Unlike Neil Hay’s tweet, McCaskill’s was entirely his own words. Unlike Neil Hay’s tweet, which very clearly was a joke, it remains unclear whether or not McCaskill’s message was intended as a joke.
Yet here is how BBC Scotland reported news that the Conservative councillor had been suspended:
“A Conservative councillor has been suspended after posting a joke on Twitter about ‘moles’ from Islamic State moving in with First Minister Nicola Sturgeon.”
How exactly did BBC Scotland know the tweet from McCaskill had been a joke? There was nothing in the tweet suggesting mirth had been the motivation from the Conservative politician. The reporting of McCaskill’s tweet was markedly different from the reporting of Hay’s tweet.

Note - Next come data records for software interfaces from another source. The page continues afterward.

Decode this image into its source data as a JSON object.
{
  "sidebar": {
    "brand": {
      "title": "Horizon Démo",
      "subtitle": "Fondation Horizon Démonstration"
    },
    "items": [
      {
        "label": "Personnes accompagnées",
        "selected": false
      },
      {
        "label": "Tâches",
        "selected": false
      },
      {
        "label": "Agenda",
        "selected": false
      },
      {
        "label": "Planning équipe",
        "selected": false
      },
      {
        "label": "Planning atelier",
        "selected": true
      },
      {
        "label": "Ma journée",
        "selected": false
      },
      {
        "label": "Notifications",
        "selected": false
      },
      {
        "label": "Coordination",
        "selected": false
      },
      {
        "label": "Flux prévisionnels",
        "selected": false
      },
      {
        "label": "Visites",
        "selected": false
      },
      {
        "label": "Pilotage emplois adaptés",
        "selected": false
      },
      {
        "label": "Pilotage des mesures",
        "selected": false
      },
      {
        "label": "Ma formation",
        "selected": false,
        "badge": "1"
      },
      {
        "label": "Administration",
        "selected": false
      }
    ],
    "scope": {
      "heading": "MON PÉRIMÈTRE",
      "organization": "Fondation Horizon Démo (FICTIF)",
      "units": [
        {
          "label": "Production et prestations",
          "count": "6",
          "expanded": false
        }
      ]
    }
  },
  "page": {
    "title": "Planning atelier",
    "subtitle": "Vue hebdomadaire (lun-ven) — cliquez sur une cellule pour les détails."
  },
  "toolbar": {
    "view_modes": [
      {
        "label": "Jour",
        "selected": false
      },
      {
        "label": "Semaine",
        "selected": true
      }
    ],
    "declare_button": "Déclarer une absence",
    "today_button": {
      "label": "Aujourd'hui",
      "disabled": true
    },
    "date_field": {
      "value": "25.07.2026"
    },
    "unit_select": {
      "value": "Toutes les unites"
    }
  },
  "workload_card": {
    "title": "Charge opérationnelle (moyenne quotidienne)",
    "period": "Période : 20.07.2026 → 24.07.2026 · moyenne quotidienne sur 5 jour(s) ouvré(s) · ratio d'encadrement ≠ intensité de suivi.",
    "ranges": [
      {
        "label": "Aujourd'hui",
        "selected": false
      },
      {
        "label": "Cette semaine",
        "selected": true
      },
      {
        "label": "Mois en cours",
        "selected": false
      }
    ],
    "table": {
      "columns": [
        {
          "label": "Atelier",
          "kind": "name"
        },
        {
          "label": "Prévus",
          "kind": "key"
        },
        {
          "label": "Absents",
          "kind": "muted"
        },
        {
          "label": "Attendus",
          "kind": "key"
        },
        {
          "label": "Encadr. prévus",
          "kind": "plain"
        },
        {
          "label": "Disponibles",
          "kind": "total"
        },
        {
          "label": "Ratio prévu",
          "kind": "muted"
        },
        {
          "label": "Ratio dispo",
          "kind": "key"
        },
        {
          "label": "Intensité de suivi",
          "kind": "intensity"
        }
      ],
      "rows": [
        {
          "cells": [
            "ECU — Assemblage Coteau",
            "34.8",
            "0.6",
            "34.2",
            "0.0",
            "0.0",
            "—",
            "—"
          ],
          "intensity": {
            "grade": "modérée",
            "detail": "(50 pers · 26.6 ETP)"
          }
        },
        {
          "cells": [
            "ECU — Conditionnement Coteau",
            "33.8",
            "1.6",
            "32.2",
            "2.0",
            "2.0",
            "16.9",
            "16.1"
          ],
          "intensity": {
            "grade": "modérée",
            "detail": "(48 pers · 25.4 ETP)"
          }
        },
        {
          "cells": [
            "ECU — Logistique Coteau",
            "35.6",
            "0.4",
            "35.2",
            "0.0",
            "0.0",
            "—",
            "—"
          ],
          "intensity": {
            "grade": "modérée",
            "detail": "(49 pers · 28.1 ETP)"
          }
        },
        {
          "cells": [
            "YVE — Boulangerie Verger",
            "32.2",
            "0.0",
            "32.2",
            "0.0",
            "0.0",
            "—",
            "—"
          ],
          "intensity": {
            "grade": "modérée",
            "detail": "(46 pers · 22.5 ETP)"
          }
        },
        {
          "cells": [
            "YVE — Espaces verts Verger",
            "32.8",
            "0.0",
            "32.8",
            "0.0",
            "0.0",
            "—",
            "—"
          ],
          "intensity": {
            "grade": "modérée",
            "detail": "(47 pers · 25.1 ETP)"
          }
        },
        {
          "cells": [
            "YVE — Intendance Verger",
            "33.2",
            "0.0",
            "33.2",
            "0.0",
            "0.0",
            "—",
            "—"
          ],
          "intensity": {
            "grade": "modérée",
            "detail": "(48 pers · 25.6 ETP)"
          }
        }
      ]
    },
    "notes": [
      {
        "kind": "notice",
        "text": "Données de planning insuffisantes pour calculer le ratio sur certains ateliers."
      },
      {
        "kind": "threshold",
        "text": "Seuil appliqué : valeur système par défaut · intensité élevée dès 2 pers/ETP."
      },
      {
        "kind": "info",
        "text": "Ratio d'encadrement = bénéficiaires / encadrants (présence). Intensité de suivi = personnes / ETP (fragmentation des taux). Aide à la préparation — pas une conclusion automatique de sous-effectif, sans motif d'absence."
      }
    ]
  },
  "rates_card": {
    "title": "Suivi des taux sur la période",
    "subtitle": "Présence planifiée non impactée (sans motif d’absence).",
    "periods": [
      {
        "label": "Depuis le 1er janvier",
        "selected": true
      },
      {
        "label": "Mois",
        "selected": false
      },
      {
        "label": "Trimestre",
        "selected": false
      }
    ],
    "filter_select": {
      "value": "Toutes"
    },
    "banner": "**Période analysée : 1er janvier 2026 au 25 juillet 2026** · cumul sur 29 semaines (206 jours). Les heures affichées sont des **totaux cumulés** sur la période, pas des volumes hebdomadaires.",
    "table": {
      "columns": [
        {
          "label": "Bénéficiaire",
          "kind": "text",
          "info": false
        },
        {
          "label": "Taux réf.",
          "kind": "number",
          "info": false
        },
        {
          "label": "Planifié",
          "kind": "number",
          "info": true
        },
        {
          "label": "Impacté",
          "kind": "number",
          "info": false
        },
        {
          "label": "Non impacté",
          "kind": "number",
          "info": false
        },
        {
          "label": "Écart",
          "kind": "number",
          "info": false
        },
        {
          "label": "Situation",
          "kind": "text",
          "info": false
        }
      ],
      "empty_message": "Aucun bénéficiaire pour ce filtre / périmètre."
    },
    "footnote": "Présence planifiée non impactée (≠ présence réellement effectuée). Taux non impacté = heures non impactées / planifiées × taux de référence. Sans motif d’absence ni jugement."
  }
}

But there was something even stranger when one looked at the image used by BBC Scotland in the online article. It was an image of a tweet by the Conservative councillor, but it wasn’t the tweet in question. Below is what readers of the article saw on BBC website.
The tweet is a reference to the Scotland versus Germany football match, why it is used is not clear. Anyone clicking on the article may have considered it not worth reading having seen the “joke tweet” in question. Also note the caption beneath the image which says “Councillor McCaskill removed the joke tweet from his social media page”.
Denying Alex Salmond his status and downplaying a tweet from a Conservative councillor are not the worst examples of BBC Scotland’s dubious approach, but it is indicative of an institution that cannot be trusted to be balanced.
The “joke” tweet from Gordon McCaskill brings us neatly back to the original issue which was the use of the word “migrant”. You can be sure if we had a devolved BBC Scotland we’d be discussing not the “Migrant Crisis” but the “Humanitarian Crisis”.
Note: I am currently discussing the possibility of turning my book ‘London Calling: How the BBC stole the Referendum’ into an hour-long documentary. The project is at an early stage and outlines are currently sketchy, but if and when it turns into reality then the filmmaker will launch a crowd-funding appeal. If the editor allows, I’ll announce it on Newsnet.
In the meantime, please watch the short video below for a flavour of how the introduction to such a documentary might look.